If you are using my book to create meaningful conversation on your team, I would love to hear about it.  Email me at [email protected].  And if you have a question you are encouraged to email me as well.


Thank you for watching my video.  I look forward to seeing you again in the future and I wish you the MOST from your potential.

WSU & Why I Founded the Stop The Drama! Campaign


Today I am going to answer a question I get asked very often – Why did I found the Stop The Drama! Campaign?  But first I need to say hello to my new friends out at Washington State University.  I had the wonderful opportunity to speak to their women’s basketball, tennis and crew teams recently.  What a great group of people.  On to the question – I was fortunate when I was doing my internship in grad school that I got to work part time doing sport psychology for a university and part time doing organizational development in the corporate world.  I noticed that the same problems were coming up in both places – poor communication, lack of conflict resolution, no leadership and teams that weren’t working well together.  And I was teaching them the same skills – effective communication, productive conflict, how to be a leader others will follow and great teamwork.  When I graduated I wanted to continue doing the same type of work but was unable to find a job that would let me. So I started my company Champion Performance Development ( and founded the Stop The Drama! Campaign because I believe those skills need to be provided to high school and college students, not just corporate executives.  If you have a question you would like me to answer, email me at [email protected].  I look forward to seeing you in future videos and I wish you the most from your potential!

What is Productive Conflict?

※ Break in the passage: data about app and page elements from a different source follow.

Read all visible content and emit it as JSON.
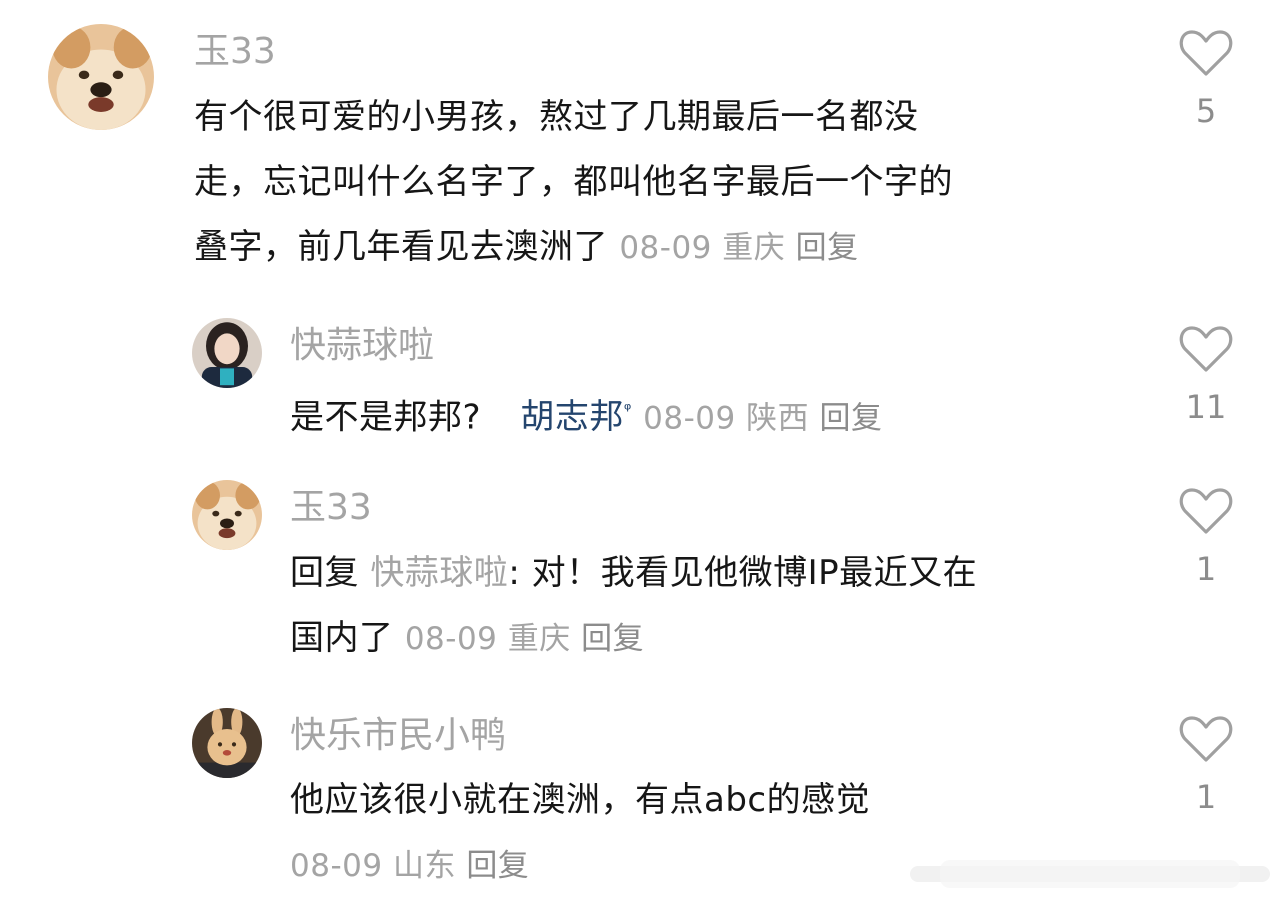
{
  "comments": [
    {
      "user": "玉33",
      "line1": "有个很可爱的小男孩，熬过了几期最后一名都没",
      "line2": "走，忘记叫什么名字了，都叫他名字最后一个字的",
      "line3": "叠字，前几年看见去澳洲了",
      "date": "08-09",
      "location": "重庆",
      "reply": "回复",
      "likes": "5"
    },
    {
      "user": "快蒜球啦",
      "text": "是不是邦邦?",
      "tag": "胡志邦",
      "tag_icon": "search-icon",
      "date": "08-09",
      "location": "陕西",
      "reply": "回复",
      "likes": "11"
    },
    {
      "user": "玉33",
      "reply_prefix": "回复",
      "reply_to": "快蒜球啦",
      "line1": ": 对！我看见他微博IP最近又在",
      "line2": "国内了",
      "date": "08-09",
      "location": "重庆",
      "reply": "回复",
      "likes": "1"
    },
    {
      "user": "快乐市民小鸭",
      "text": "他应该很小就在澳洲，有点abc的感觉",
      "date": "08-09",
      "location": "山东",
      "reply": "回复",
      "likes": "1"
    }
  ],
  "colors": {
    "username": "#a4a4a4",
    "body": "#161616",
    "meta": "#a4a4a4",
    "link": "#24456e",
    "heart": "#a0a0a0"
  }
}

Today’s question is from Jaime in Princeton New Jersey.  “I have been reading your book and learning a lot from it.  Could you talk about productive conflict?  It doesn’t seem like those two words go together.”  Productive conflict is understanding that conflict happens and when done correctly is a healthy part of any relationship/team.  Too often we wait until we are upset before we address a problem.  Being productive means we talk about a problem when it is small, explain what we need and why we need it, use active listening when hearing the other person’s side, reach/implement a solution and move on.  If you have a question you would like me to answer, send me an email at [email protected] or use the contact page on the website listed above.